I seem to do very well with tedious tasks. In junior high I was very into making Ukrainian Eggs - an utterly useless and very very time consuming craft. I kind of like stuffing envelopes for mailings. I didn't mind folding hundreds of napkins as a server. I had a feeling that scherenschnitte would be right up my rote alley. These papercut patterns are not hard, they're just time consuming.

I'm behind on boy baby gifts, so I picked mostly boy themed patterns to start with.

The materials required are a self healing cutting mat and an x-acto knife with #11 blades, and of course the paper with the design printed onto it. All in all the cost for supplies came in at around $16.

The cost to my back, however, is another story. The accumulated hours spent hunched over each one of these in the last two days leave me feeling, well, in a lot of pain. Yet the addictive fun of it leaves me contemplating ibuprofen so that I can do just one or two more. That is only impressive if you realize that I hate taking ibuprofen and hardly ever do.

Another thing I'm doing this weekend, when my back absolutely needs a break, is reading the wonderful book Ina May's Guide to Childbirth in preparation for aforementioned birth that will hopefully take place this weekend.

I'm also watching movies Zeb has no interest in such as The Triplets of Belleville which is very delightful and quirky.

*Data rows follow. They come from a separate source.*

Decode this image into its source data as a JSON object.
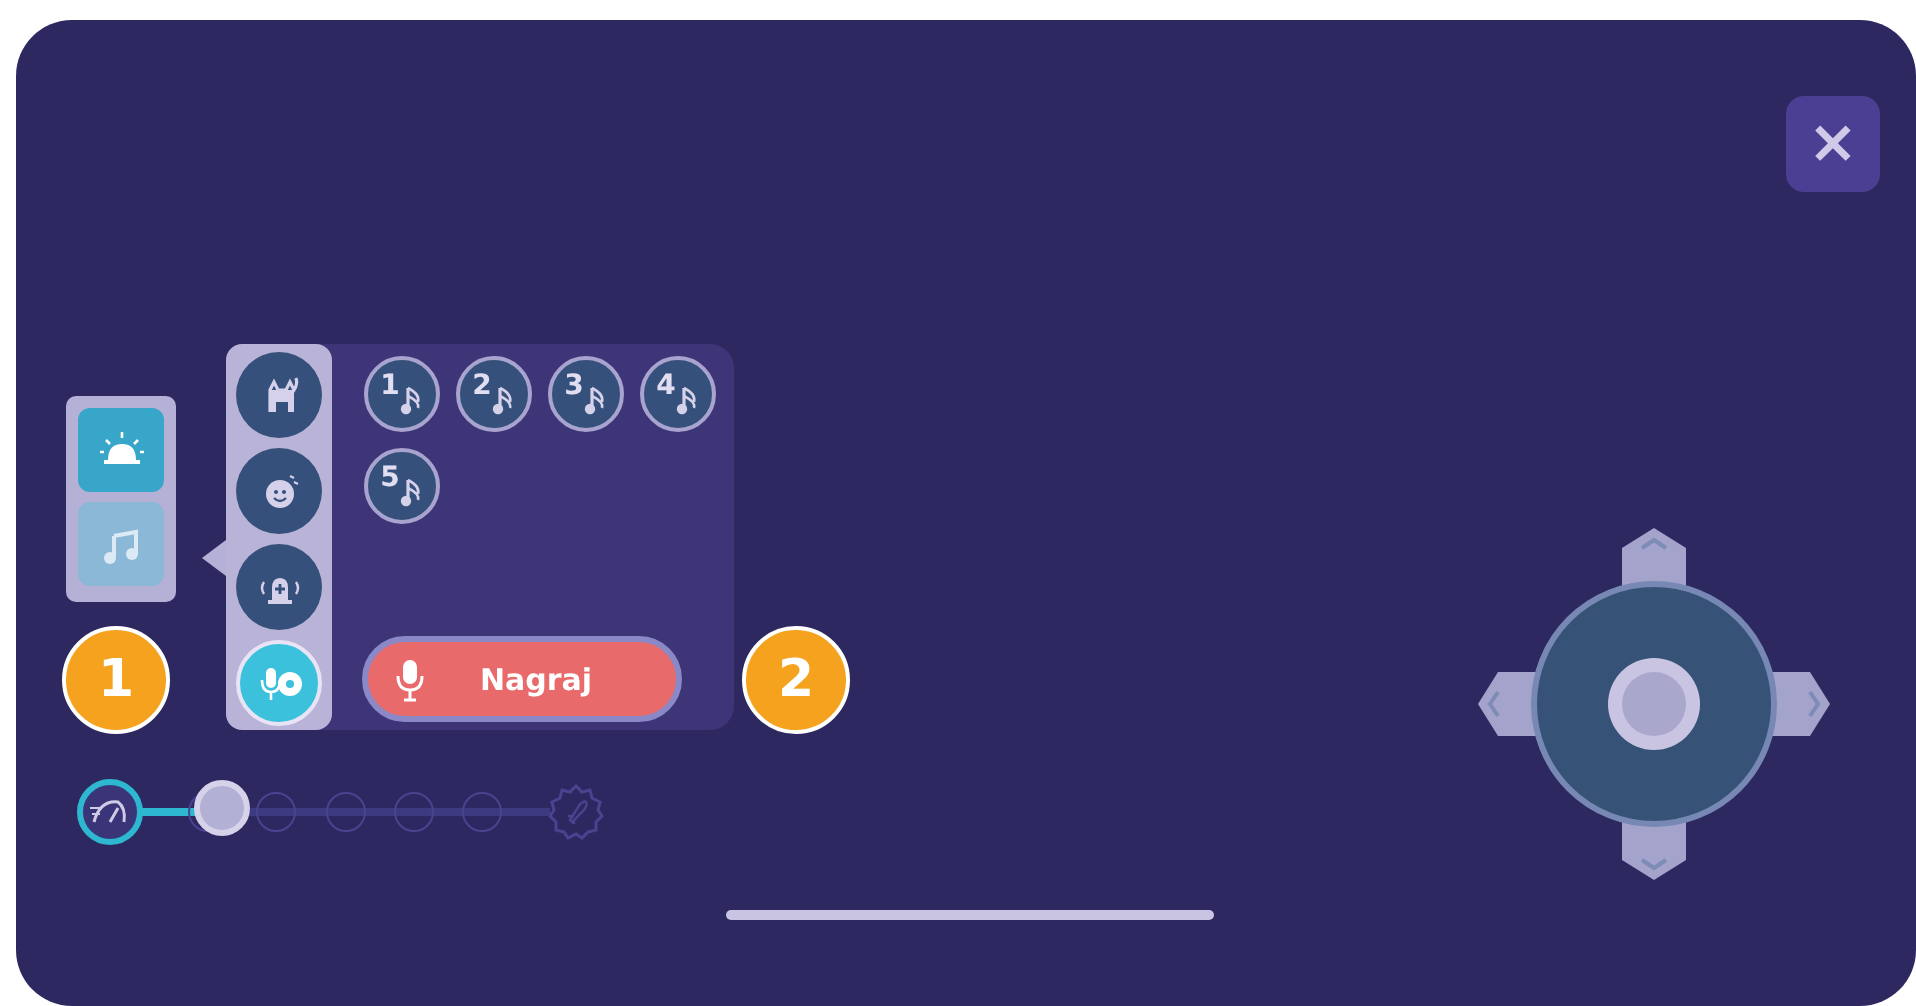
{
  "close_button": {
    "label": "×"
  },
  "categories": [
    {
      "kind": "alarm",
      "selected": false
    },
    {
      "kind": "music",
      "selected": true
    }
  ],
  "sound_groups": [
    {
      "kind": "cat",
      "selected": false
    },
    {
      "kind": "baby",
      "selected": false
    },
    {
      "kind": "siren",
      "selected": false
    },
    {
      "kind": "recorder",
      "selected": true
    }
  ],
  "sounds": [
    {
      "label": "1"
    },
    {
      "label": "2"
    },
    {
      "label": "3"
    },
    {
      "label": "4"
    },
    {
      "label": "5"
    }
  ],
  "record_button": {
    "label": "Nagraj"
  },
  "callouts": [
    {
      "label": "1"
    },
    {
      "label": "2"
    }
  ],
  "speed_slider": {
    "level": 0.2
  }
}
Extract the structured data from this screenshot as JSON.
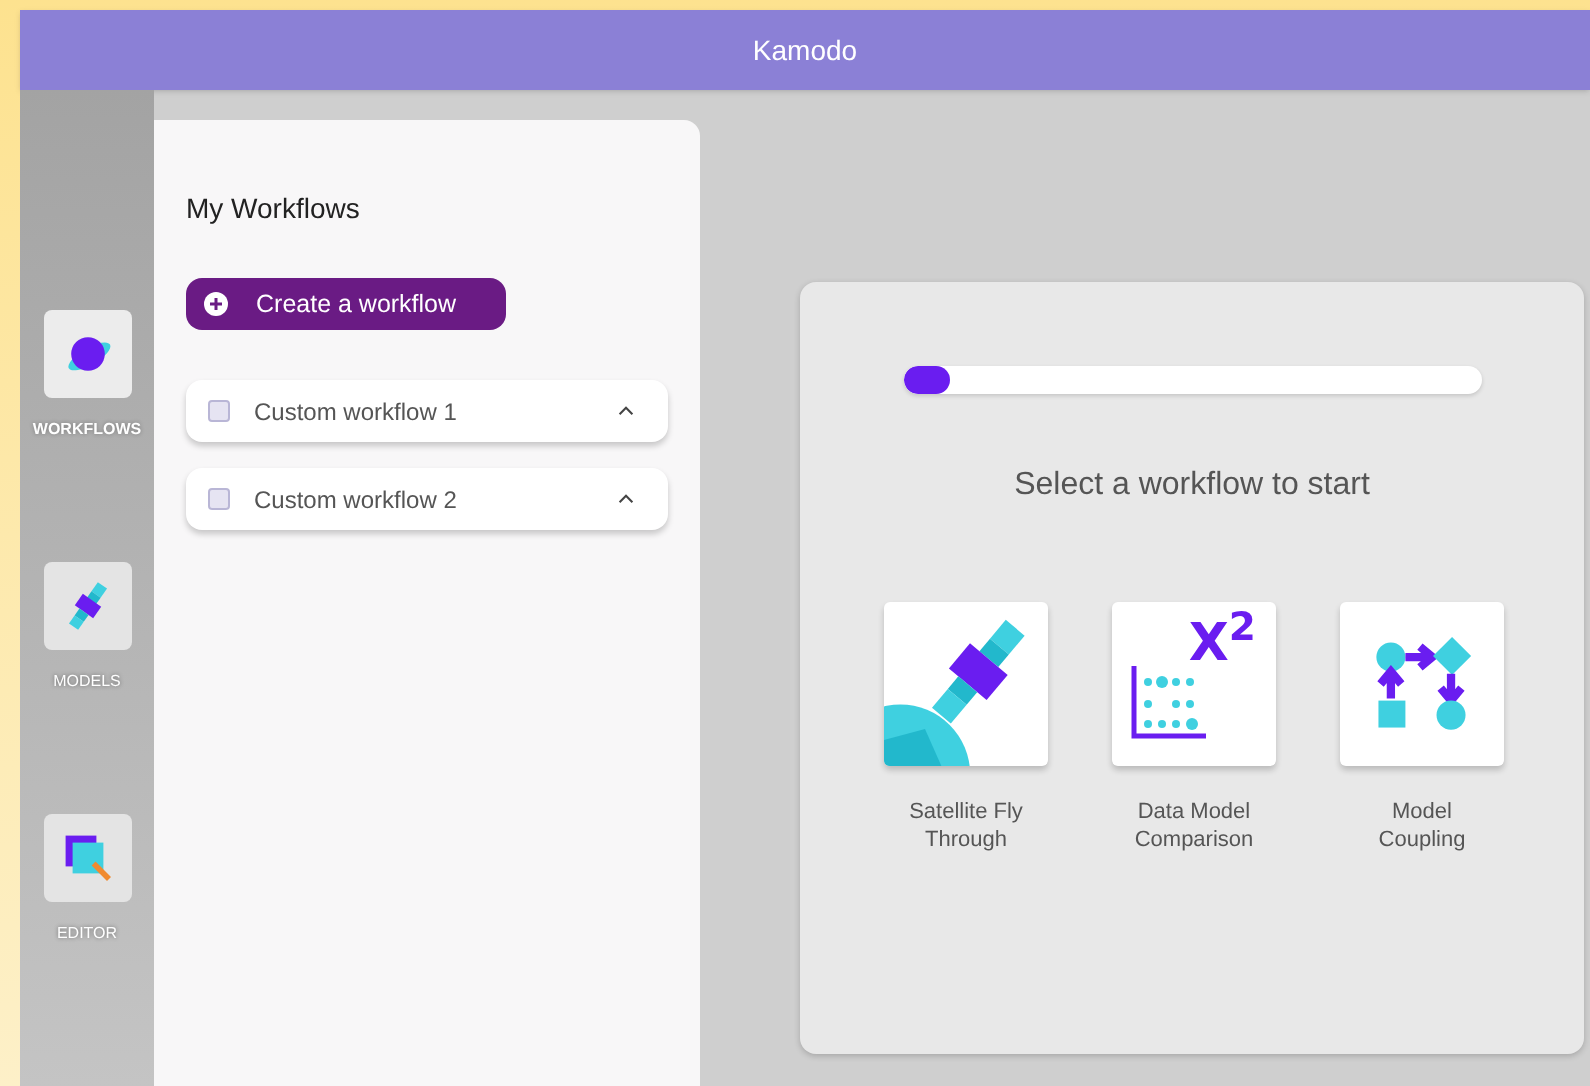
{
  "window": {
    "title": "Kamodo"
  },
  "sidebar": {
    "items": [
      {
        "label": "WORKFLOWS",
        "kind": "planet",
        "selected": true
      },
      {
        "label": "MODELS",
        "kind": "satellite",
        "selected": false
      },
      {
        "label": "EDITOR",
        "kind": "editor",
        "selected": false
      }
    ]
  },
  "workflows_panel": {
    "title": "My Workflows",
    "create_button": "Create a workflow",
    "items": [
      {
        "label": "Custom workflow 1",
        "checked": false,
        "expanded": true
      },
      {
        "label": "Custom workflow 2",
        "checked": false,
        "expanded": true
      }
    ]
  },
  "start_card": {
    "progress": {
      "level": 0.08
    },
    "prompt": "Select a workflow to start",
    "options": [
      {
        "kind": "satellite",
        "label": "Satellite Fly Through"
      },
      {
        "kind": "comparison",
        "label": "Data Model Comparison",
        "mark": "X$^{2}$"
      },
      {
        "kind": "coupling",
        "label": "Model Coupling"
      }
    ]
  }
}
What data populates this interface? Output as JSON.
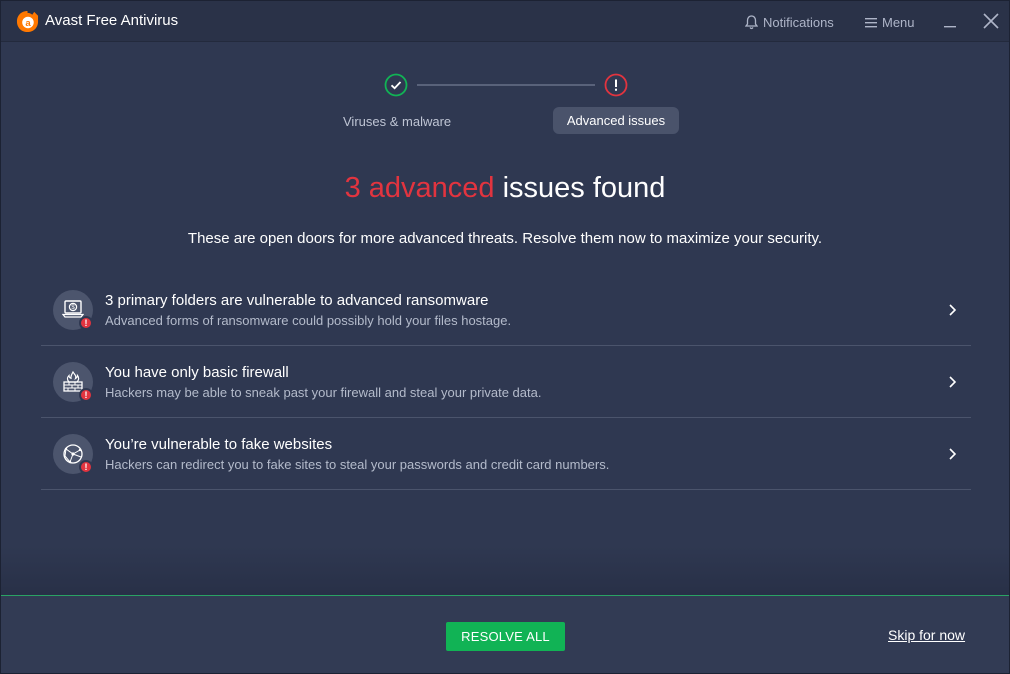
{
  "app": {
    "title": "Avast Free Antivirus"
  },
  "titlebar": {
    "notifications_label": "Notifications",
    "menu_label": "Menu"
  },
  "stepper": {
    "steps": [
      {
        "label": "Viruses & malware",
        "status": "done",
        "icon": "check-icon"
      },
      {
        "label": "Advanced issues",
        "status": "issue",
        "icon": "exclamation-icon"
      }
    ]
  },
  "main": {
    "headline_accent": "3 advanced",
    "headline_rest": " issues found",
    "subtitle": "These are open doors for more advanced threats. Resolve them now to maximize your security."
  },
  "issues": [
    {
      "title": "3 primary folders are vulnerable to advanced ransomware",
      "description": "Advanced forms of ransomware could possibly hold your files hostage.",
      "icon": "ransomware-laptop-icon"
    },
    {
      "title": "You have only basic firewall",
      "description": "Hackers may be able to sneak past your firewall and steal your private data.",
      "icon": "firewall-icon"
    },
    {
      "title": "You’re vulnerable to fake websites",
      "description": "Hackers can redirect you to fake sites to steal your passwords and credit card numbers.",
      "icon": "globe-network-icon"
    }
  ],
  "footer": {
    "resolve_label": "RESOLVE ALL",
    "skip_label": "Skip for now"
  },
  "colors": {
    "background": "#2f3851",
    "accent_red": "#e2343f",
    "success_green": "#11b355",
    "brand_orange": "#ff7800"
  }
}
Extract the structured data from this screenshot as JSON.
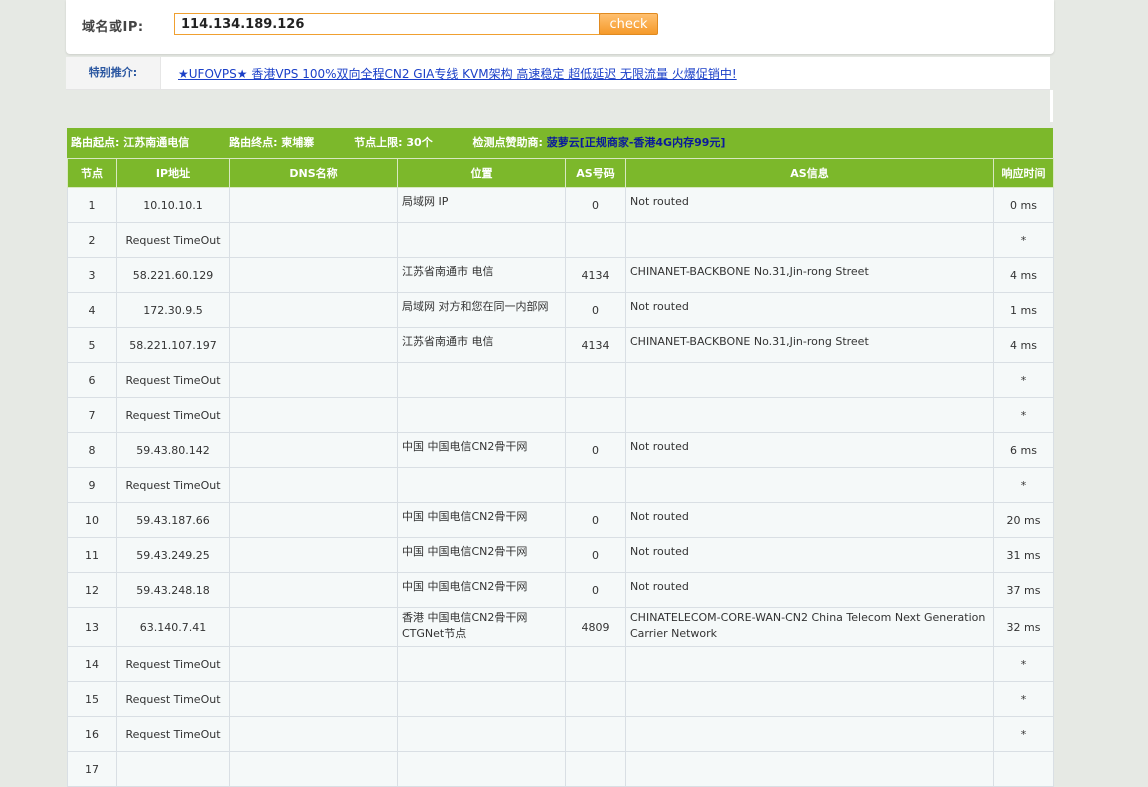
{
  "search": {
    "label": "域名或IP:",
    "value": "114.134.189.126",
    "check_label": "check"
  },
  "ad": {
    "label": "特别推介:",
    "link_text": "★UFOVPS★ 香港VPS 100%双向全程CN2 GIA专线 KVM架构 高速稳定 超低延迟 无限流量 火爆促销中!"
  },
  "trace_info": {
    "start": "路由起点: 江苏南通电信",
    "end": "路由终点: 柬埔寨",
    "limit": "节点上限: 30个",
    "sponsor_label": "检测点赞助商:",
    "sponsor_name": "菠萝云",
    "sponsor_deal": "[正规商家-香港4G内存99元]"
  },
  "columns": [
    "节点",
    "IP地址",
    "DNS名称",
    "位置",
    "AS号码",
    "AS信息",
    "响应时间"
  ],
  "hops": [
    {
      "hop": "1",
      "ip": "10.10.10.1",
      "dns": "",
      "loc": "局域网 IP",
      "asn": "0",
      "asinfo": "Not routed",
      "time": "0 ms"
    },
    {
      "hop": "2",
      "ip": "Request TimeOut",
      "dns": "",
      "loc": "",
      "asn": "",
      "asinfo": "",
      "time": "*"
    },
    {
      "hop": "3",
      "ip": "58.221.60.129",
      "dns": "",
      "loc": "江苏省南通市 电信",
      "asn": "4134",
      "asinfo": "CHINANET-BACKBONE No.31,Jin-rong Street",
      "time": "4 ms"
    },
    {
      "hop": "4",
      "ip": "172.30.9.5",
      "dns": "",
      "loc": "局域网 对方和您在同一内部网",
      "asn": "0",
      "asinfo": "Not routed",
      "time": "1 ms"
    },
    {
      "hop": "5",
      "ip": "58.221.107.197",
      "dns": "",
      "loc": "江苏省南通市 电信",
      "asn": "4134",
      "asinfo": "CHINANET-BACKBONE No.31,Jin-rong Street",
      "time": "4 ms"
    },
    {
      "hop": "6",
      "ip": "Request TimeOut",
      "dns": "",
      "loc": "",
      "asn": "",
      "asinfo": "",
      "time": "*"
    },
    {
      "hop": "7",
      "ip": "Request TimeOut",
      "dns": "",
      "loc": "",
      "asn": "",
      "asinfo": "",
      "time": "*"
    },
    {
      "hop": "8",
      "ip": "59.43.80.142",
      "dns": "",
      "loc": "中国 中国电信CN2骨干网",
      "asn": "0",
      "asinfo": "Not routed",
      "time": "6 ms"
    },
    {
      "hop": "9",
      "ip": "Request TimeOut",
      "dns": "",
      "loc": "",
      "asn": "",
      "asinfo": "",
      "time": "*"
    },
    {
      "hop": "10",
      "ip": "59.43.187.66",
      "dns": "",
      "loc": "中国 中国电信CN2骨干网",
      "asn": "0",
      "asinfo": "Not routed",
      "time": "20 ms"
    },
    {
      "hop": "11",
      "ip": "59.43.249.25",
      "dns": "",
      "loc": "中国 中国电信CN2骨干网",
      "asn": "0",
      "asinfo": "Not routed",
      "time": "31 ms"
    },
    {
      "hop": "12",
      "ip": "59.43.248.18",
      "dns": "",
      "loc": "中国 中国电信CN2骨干网",
      "asn": "0",
      "asinfo": "Not routed",
      "time": "37 ms"
    },
    {
      "hop": "13",
      "ip": "63.140.7.41",
      "dns": "",
      "loc": "香港 中国电信CN2骨干网CTGNet节点",
      "asn": "4809",
      "asinfo": "CHINATELECOM-CORE-WAN-CN2 China Telecom Next Generation Carrier Network",
      "time": "32 ms"
    },
    {
      "hop": "14",
      "ip": "Request TimeOut",
      "dns": "",
      "loc": "",
      "asn": "",
      "asinfo": "",
      "time": "*"
    },
    {
      "hop": "15",
      "ip": "Request TimeOut",
      "dns": "",
      "loc": "",
      "asn": "",
      "asinfo": "",
      "time": "*"
    },
    {
      "hop": "16",
      "ip": "Request TimeOut",
      "dns": "",
      "loc": "",
      "asn": "",
      "asinfo": "",
      "time": "*"
    },
    {
      "hop": "17",
      "ip": "",
      "dns": "",
      "loc": "",
      "asn": "",
      "asinfo": "",
      "time": ""
    }
  ]
}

I'm also practicing low light/night photography, for aforementioned birth, and many of these photos are the result of my practice. I'm very pleased with what that camera can do in low light without a flash. If it's even possible, I'm even more in love with that camera than before.

I should probably also scrub that moldy grout in the shower this weekend. But I probably won't.

Monday, August 10, 2009


A little while ago Summer posted a mosaic of photos from her home and challenged others to do the same. You've seen corners of my home before but here are more (I'm back to my Fuji FinePix with these, though there are more of the Canon photos coming soon).

I really love our home right now. We've been about to move for years now and all of a sudden we've decided to stay for a while. So I got out some pictures I'd been saving and I hung them, I got a magic eraser to at least scrub the scuff marks off the dingy walls, and I'm even thinking of doing some re-grouting in the moldy shower. This has been the only home the two of us have made together so far, and the day we give it up will be, in some ways, a close to this first stage of our lives. So I'm glad to stay for now. The whole house and all the furniture lean toward the East, the sea, and when the weather changes the building smells like mildew or cats, depending on the season. The wood floor has a few several inch holes (into which I've been known to sweep the dust pile) and they say that George Washington slept here. There are tall ceilings and huge windows and for those I can forgive the lack of dishwasher, air conditioning, hot water in the shower, laundry, and the leak in the roof. Everything we own was gathered for these specific rooms so it feels like this little apartment has had more say in shaping our 'home' than I have. At any rate, it's my favorite place in the world, as long as the boy's here, and we're settling in.

(Please, others, share corners of your home? Summer pointed me to Big Huge Labs to make the mosaic, so fun!)